Title: Georgetown students present tech policy solutions in Paris

Ideathon students in Paris
Ideathon participants in Paris

Seven Georgetown students spent their spring break participating in the McCourt School Tech & Public Policy program’s inaugural Ideathon at Sciences Po University in Paris. The Ideathon, co-sponsored by the Georgetown Technology Policy Initiative (GTPI), encourages students to take a novel approach to tech policy development by requiring them to work in an agile manner to solve small-scale tech policy issues.

In recent years, the European Union has enacted sweeping privacy reforms and is currently passing the Digital Services Act (DSA) and Digital Markets Act (DMA), which aim to create safer digital spaces where the fundamental rights of users are protected. Ideathon students from Georgetown had the unique opportunity to work through policy solutions in a region of the world that is practicing strict tech regulations while gaining a better understanding of the impact a lack of regulation can have on digital safety.

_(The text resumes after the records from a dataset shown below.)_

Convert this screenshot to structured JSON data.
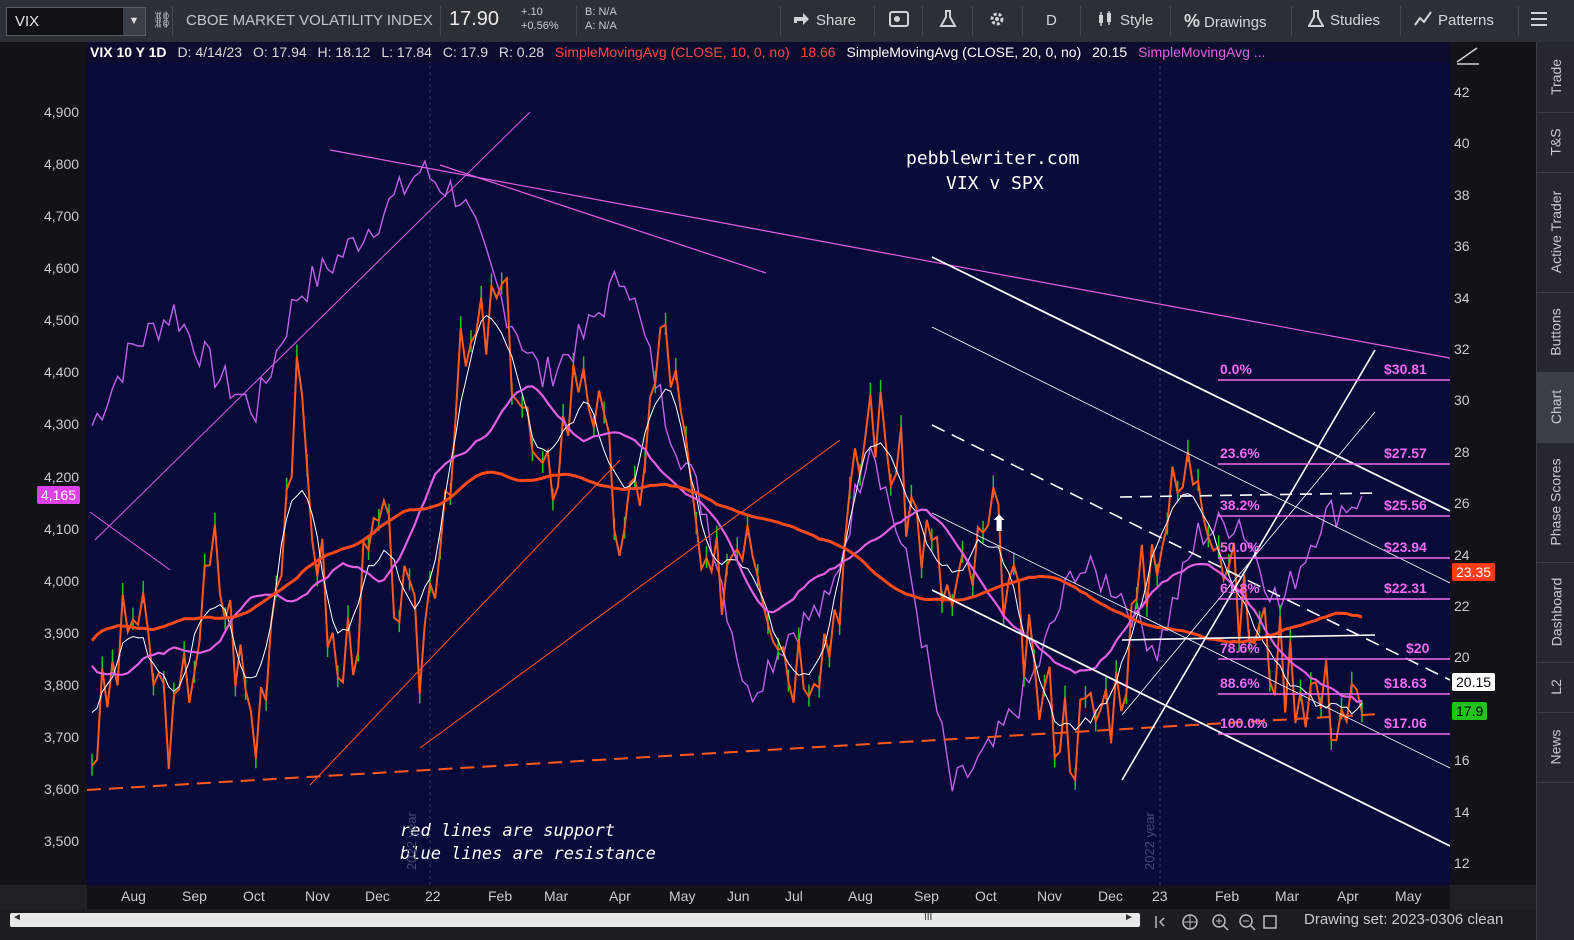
{
  "toolbar": {
    "symbol": "VIX",
    "symbol_caret": "▼",
    "link_icon": "⛓",
    "instrument_name": "CBOE MARKET VOLATILITY INDEX",
    "last_price": "17.90",
    "change_abs": "+.10",
    "change_pct": "+0.56%",
    "bid": "B: N/A",
    "ask": "A: N/A",
    "share_label": "Share",
    "period_label": "D",
    "style_label": "Style",
    "drawings_label": "Drawings",
    "studies_label": "Studies",
    "patterns_label": "Patterns"
  },
  "chart_header": {
    "title": "VIX 10 Y 1D",
    "date": "D: 4/14/23",
    "open": "O: 17.94",
    "high": "H: 18.12",
    "low": "L: 17.84",
    "close": "C: 17.9",
    "range": "R: 0.28",
    "sma10_label": "SimpleMovingAvg (CLOSE, 10, 0, no)",
    "sma10_value": "18.66",
    "sma20_label": "SimpleMovingAvg (CLOSE, 20, 0, no)",
    "sma20_value": "20.15",
    "sma3_label": "SimpleMovingAvg ..."
  },
  "annotations": {
    "site": "pebblewriter.com",
    "subtitle": "VIX v SPX",
    "note_red": "red lines are support",
    "note_blue": "blue lines are resistance",
    "year_2021": "2022 year",
    "year_2022": "2022 year"
  },
  "fib_levels": [
    {
      "pct": "0.0%",
      "price": "$30.81"
    },
    {
      "pct": "23.6%",
      "price": "$27.57"
    },
    {
      "pct": "38.2%",
      "price": "$25.56"
    },
    {
      "pct": "50.0%",
      "price": "$23.94"
    },
    {
      "pct": "61.8%",
      "price": "$22.31"
    },
    {
      "pct": "78.6%",
      "price": "$20"
    },
    {
      "pct": "88.6%",
      "price": "$18.63"
    },
    {
      "pct": "100.0%",
      "price": "$17.06"
    }
  ],
  "price_tags": {
    "spx_tag": "4,165",
    "sma_red_tag": "23.35",
    "sma20_tag": "20.15",
    "last_tag": "17.9"
  },
  "colors": {
    "chart_bg": "#080a3a",
    "vix_up": "#22c422",
    "vix_sma10": "#ff5a1e",
    "spx": "#c060e8",
    "fib": "#f06cf0",
    "channel": "#ffffff"
  },
  "side_tabs": [
    "Trade",
    "T&S",
    "Active Trader",
    "Buttons",
    "Chart",
    "Phase Scores",
    "Dashboard",
    "L2",
    "News"
  ],
  "footer": {
    "drawing_set": "Drawing set: 2023-0306 clean",
    "scroll_left": "◄",
    "scroll_right": "►",
    "scroll_grip": "III"
  },
  "chart_data": {
    "type": "line",
    "title": "VIX 10 Y 1D",
    "x_labels": [
      "Aug",
      "Sep",
      "Oct",
      "Nov",
      "Dec",
      "22",
      "Feb",
      "Mar",
      "Apr",
      "May",
      "Jun",
      "Jul",
      "Aug",
      "Sep",
      "Oct",
      "Nov",
      "Dec",
      "23",
      "Feb",
      "Mar",
      "Apr",
      "May"
    ],
    "left_axis_label": "SPX",
    "left_ticks": [
      "4,900",
      "4,800",
      "4,700",
      "4,600",
      "4,500",
      "4,400",
      "4,300",
      "4,200",
      "4,100",
      "4,000",
      "3,900",
      "3,800",
      "3,700",
      "3,600",
      "3,500"
    ],
    "left_ylim": [
      3450,
      4950
    ],
    "right_axis_label": "VIX",
    "right_ticks": [
      "42",
      "40",
      "38",
      "36",
      "34",
      "32",
      "30",
      "28",
      "26",
      "24",
      "22",
      "20",
      "18",
      "16",
      "14",
      "12"
    ],
    "right_ylim": [
      11.5,
      43.5
    ],
    "series": [
      {
        "name": "VIX",
        "values": [
          16.5,
          22,
          17,
          24,
          17,
          30,
          19,
          25,
          20,
          31,
          34,
          26,
          32,
          24,
          33,
          22,
          26,
          20,
          21,
          30,
          26,
          22,
          25,
          19,
          17.06,
          18.8,
          25,
          28,
          22,
          20,
          18.6,
          17.9
        ]
      },
      {
        "name": "SPX",
        "values": [
          4300,
          4450,
          4520,
          4400,
          4330,
          4550,
          4620,
          4700,
          4790,
          4740,
          4540,
          4390,
          4470,
          4600,
          4320,
          4130,
          3780,
          3900,
          3960,
          4280,
          4000,
          3600,
          3680,
          3820,
          4030,
          3990,
          3870,
          4090,
          4120,
          3950,
          4120,
          4165
        ]
      },
      {
        "name": "SimpleMovingAvg (CLOSE, 10, 0, no)",
        "last": 18.66
      },
      {
        "name": "SimpleMovingAvg (CLOSE, 20, 0, no)",
        "last": 20.15
      }
    ]
  }
}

Georgetown’s Zach Ferry (CCT’25), Maria Giannopoulos (SCS’24), Shaila Sundram (MS-DSPP’23), Wanying Li (MPP’23), Dhriti Gupta (CCT’24), Mac Milin Kiran (CCT’24) and Alyanna Apacible (LLM’23), and Sciences Po students Deepal Khatri and James C. Purnomo worked together over the course of two days to identify the potential harm emoji misinformation could have on global audiences and to create a shared understanding of alternative emoji uses on social media. The group’s goal was to address and curb misinformation and criminal activity associated with emojis.

The Ideathon will always remain a highlight of my Georgetown experience as it helped me conceptualize and visualize my academic interests way before graduating. The experience also broadened my mindset and gave me new ideas to think about in terms of careers and research projects.”

Mac Milin Kiran (CCT’24)

The students presented their findings and policy recommendations, which included a user education plug-in and new approaches to content moderation, to researchers and experts in the field, to leaders in the tech policy space and received feedback on the real-world applications of their research. Throughout their time in Paris, the students had the opportunity to learn more about work that is currently being done in the field and how tech policy solutions are impacted by cultural and political factors.

To learn more about the McCourt School’s Tech & Public Policy program, visit our website or sign up for our newsletter.